» TASK: The data below should be restated word for word, with every picture omitted.

» PROVIDED DATA:
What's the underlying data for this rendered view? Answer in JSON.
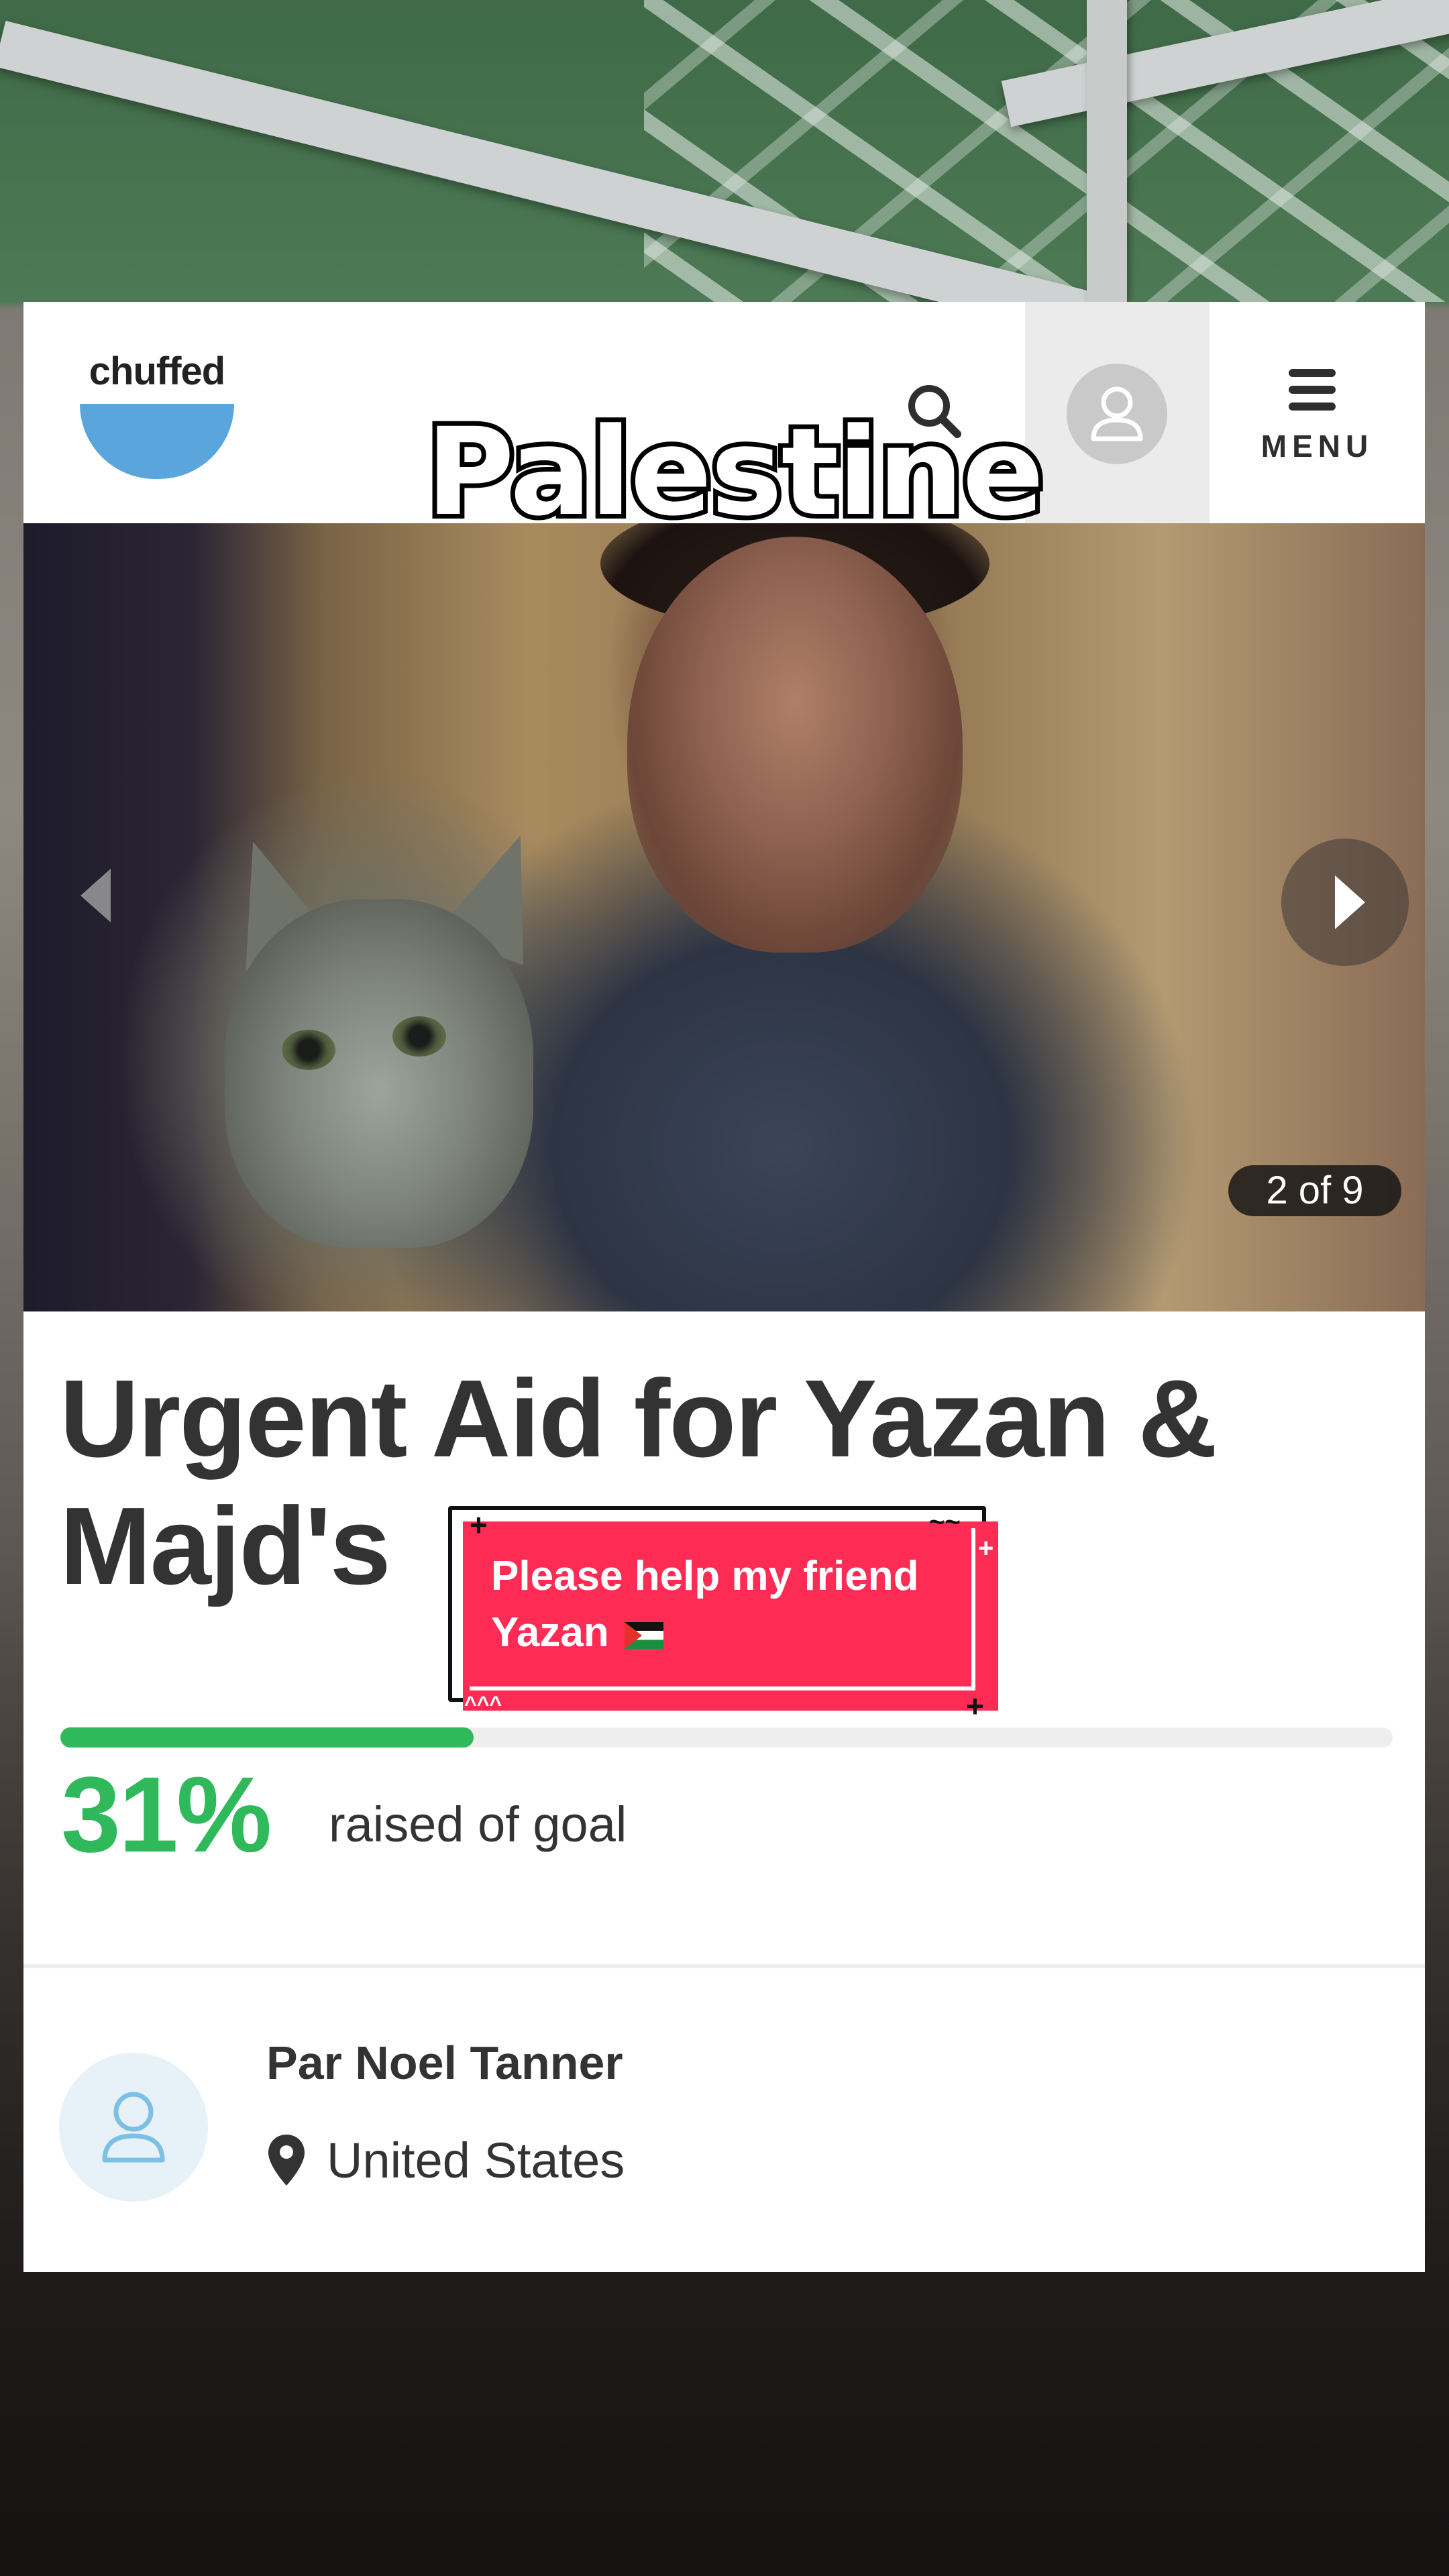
{
  "header": {
    "logo_text": "chuffed",
    "menu_label": "MENU"
  },
  "overlay": {
    "title": "Palestine",
    "sticker_text": "Please help my friend Yazan"
  },
  "carousel": {
    "counter": "2 of 9"
  },
  "campaign": {
    "title": "Urgent Aid for Yazan & Majd's",
    "percent_text": "31%",
    "percent_value": 31,
    "caption": "raised of goal"
  },
  "organizer": {
    "name": "Par Noel Tanner",
    "location": "United States"
  },
  "colors": {
    "accent_green": "#2fb95b",
    "sticker_red": "#fe2c55",
    "logo_blue": "#5aa6dc"
  },
  "icons": [
    "search-icon",
    "user-icon",
    "menu-icon",
    "chevron-left-icon",
    "chevron-right-icon",
    "location-pin-icon",
    "palestine-flag-icon"
  ]
}
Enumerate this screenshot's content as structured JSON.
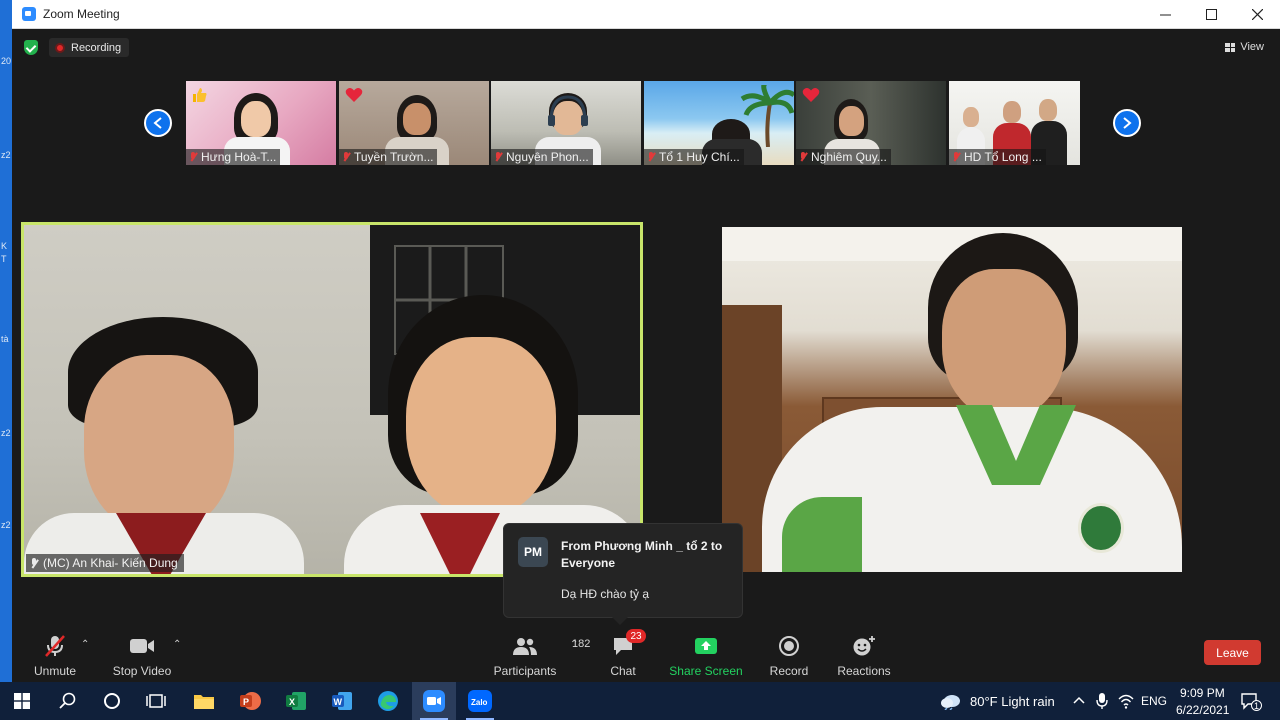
{
  "window": {
    "title": "Zoom Meeting"
  },
  "desktop_strip": {
    "labels": [
      "20",
      "z2",
      "K",
      "T",
      "tà",
      "z2",
      "z2"
    ]
  },
  "status": {
    "recording_label": "Recording",
    "view_label": "View"
  },
  "thumbnails": [
    {
      "name": "Hưng Hoà-T...",
      "reaction": "thumbs-up"
    },
    {
      "name": "Tuyền Trườn...",
      "reaction": "heart"
    },
    {
      "name": "Nguyên Phon...",
      "reaction": ""
    },
    {
      "name": "Tổ 1 Huy Chí...",
      "reaction": ""
    },
    {
      "name": "Nghiêm Quy...",
      "reaction": "heart"
    },
    {
      "name": "HD Tổ Long ...",
      "reaction": ""
    }
  ],
  "main_video": {
    "name": "(MC) An Khai- Kiến Dung"
  },
  "chat_popup": {
    "avatar": "PM",
    "from": "From Phương Minh _ tổ 2 to Everyone",
    "message": "Dạ HĐ chào tỷ ạ"
  },
  "toolbar": {
    "unmute": "Unmute",
    "stop_video": "Stop Video",
    "participants": "Participants",
    "participants_count": "182",
    "chat": "Chat",
    "chat_badge": "23",
    "share_screen": "Share Screen",
    "record": "Record",
    "reactions": "Reactions",
    "leave": "Leave"
  },
  "taskbar": {
    "weather": "80°F  Light rain",
    "language": "ENG",
    "time": "9:09 PM",
    "date": "6/22/2021",
    "notifications": "1"
  },
  "colors": {
    "zoom_blue": "#0e72ed",
    "active_speaker": "#c8e56a",
    "share_green": "#23d160",
    "leave_red": "#d13a30",
    "taskbar_bg": "#10203a"
  }
}
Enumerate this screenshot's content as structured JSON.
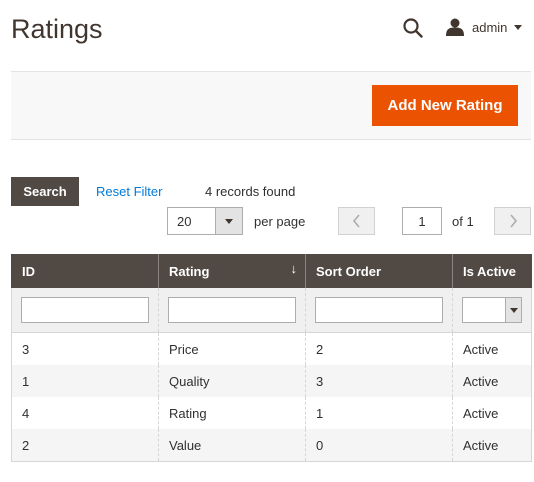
{
  "header": {
    "title": "Ratings",
    "user": {
      "name": "admin"
    }
  },
  "actions": {
    "add_label": "Add New Rating"
  },
  "filter_bar": {
    "search_label": "Search",
    "reset_label": "Reset Filter",
    "records_found": "4 records found"
  },
  "pager": {
    "page_size": "20",
    "per_page_label": "per page",
    "current_page": "1",
    "of_pages": "of 1"
  },
  "grid": {
    "columns": [
      {
        "label": "ID"
      },
      {
        "label": "Rating",
        "sort": "↓"
      },
      {
        "label": "Sort Order"
      },
      {
        "label": "Is Active"
      }
    ],
    "rows": [
      {
        "id": "3",
        "rating": "Price",
        "sort_order": "2",
        "is_active": "Active"
      },
      {
        "id": "1",
        "rating": "Quality",
        "sort_order": "3",
        "is_active": "Active"
      },
      {
        "id": "4",
        "rating": "Rating",
        "sort_order": "1",
        "is_active": "Active"
      },
      {
        "id": "2",
        "rating": "Value",
        "sort_order": "0",
        "is_active": "Active"
      }
    ]
  },
  "colors": {
    "accent": "#eb5202",
    "header_bg": "#514943",
    "link": "#007bdb"
  },
  "icons": {
    "search": "search-icon",
    "user": "user-icon",
    "prev": "chevron-left-icon",
    "next": "chevron-right-icon"
  }
}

» SOLUTION TO THIS EXERCISE:
What's the underlying data for this rendered view? Answer in JSON.
{
  "header": {
    "logo_text": "chuffed",
    "menu_label": "MENU"
  },
  "overlay": {
    "title": "Palestine",
    "sticker_text": "Please help my friend Yazan"
  },
  "carousel": {
    "counter": "2 of 9"
  },
  "campaign": {
    "title": "Urgent Aid for Yazan & Majd's",
    "percent_text": "31%",
    "percent_value": 31,
    "caption": "raised of goal"
  },
  "organizer": {
    "name": "Par Noel Tanner",
    "location": "United States"
  },
  "colors": {
    "accent_green": "#2fb95b",
    "sticker_red": "#fe2c55",
    "logo_blue": "#5aa6dc"
  },
  "icons": [
    "search-icon",
    "user-icon",
    "menu-icon",
    "chevron-left-icon",
    "chevron-right-icon",
    "location-pin-icon",
    "palestine-flag-icon"
  ]
}
Enumerate this screenshot's content as structured JSON.
{
  "window": {
    "title": "Zoom Meeting"
  },
  "desktop_strip": {
    "labels": [
      "20",
      "z2",
      "K",
      "T",
      "tà",
      "z2",
      "z2"
    ]
  },
  "status": {
    "recording_label": "Recording",
    "view_label": "View"
  },
  "thumbnails": [
    {
      "name": "Hưng Hoà-T...",
      "reaction": "thumbs-up"
    },
    {
      "name": "Tuyền Trườn...",
      "reaction": "heart"
    },
    {
      "name": "Nguyên Phon...",
      "reaction": ""
    },
    {
      "name": "Tổ 1 Huy Chí...",
      "reaction": ""
    },
    {
      "name": "Nghiêm Quy...",
      "reaction": "heart"
    },
    {
      "name": "HD Tổ Long ...",
      "reaction": ""
    }
  ],
  "main_video": {
    "name": "(MC) An Khai- Kiến Dung"
  },
  "chat_popup": {
    "avatar": "PM",
    "from": "From Phương Minh _ tổ 2 to Everyone",
    "message": "Dạ HĐ chào tỷ ạ"
  },
  "toolbar": {
    "unmute": "Unmute",
    "stop_video": "Stop Video",
    "participants": "Participants",
    "participants_count": "182",
    "chat": "Chat",
    "chat_badge": "23",
    "share_screen": "Share Screen",
    "record": "Record",
    "reactions": "Reactions",
    "leave": "Leave"
  },
  "taskbar": {
    "weather": "80°F  Light rain",
    "language": "ENG",
    "time": "9:09 PM",
    "date": "6/22/2021",
    "notifications": "1"
  },
  "colors": {
    "zoom_blue": "#0e72ed",
    "active_speaker": "#c8e56a",
    "share_green": "#23d160",
    "leave_red": "#d13a30",
    "taskbar_bg": "#10203a"
  }
}
Enumerate this screenshot's content as structured JSON.
{
  "header": {
    "title": "Ratings",
    "user": {
      "name": "admin"
    }
  },
  "actions": {
    "add_label": "Add New Rating"
  },
  "filter_bar": {
    "search_label": "Search",
    "reset_label": "Reset Filter",
    "records_found": "4 records found"
  },
  "pager": {
    "page_size": "20",
    "per_page_label": "per page",
    "current_page": "1",
    "of_pages": "of 1"
  },
  "grid": {
    "columns": [
      {
        "label": "ID"
      },
      {
        "label": "Rating",
        "sort": "↓"
      },
      {
        "label": "Sort Order"
      },
      {
        "label": "Is Active"
      }
    ],
    "rows": [
      {
        "id": "3",
        "rating": "Price",
        "sort_order": "2",
        "is_active": "Active"
      },
      {
        "id": "1",
        "rating": "Quality",
        "sort_order": "3",
        "is_active": "Active"
      },
      {
        "id": "4",
        "rating": "Rating",
        "sort_order": "1",
        "is_active": "Active"
      },
      {
        "id": "2",
        "rating": "Value",
        "sort_order": "0",
        "is_active": "Active"
      }
    ]
  },
  "colors": {
    "accent": "#eb5202",
    "header_bg": "#514943",
    "link": "#007bdb"
  },
  "icons": {
    "search": "search-icon",
    "user": "user-icon",
    "prev": "chevron-left-icon",
    "next": "chevron-right-icon"
  }
}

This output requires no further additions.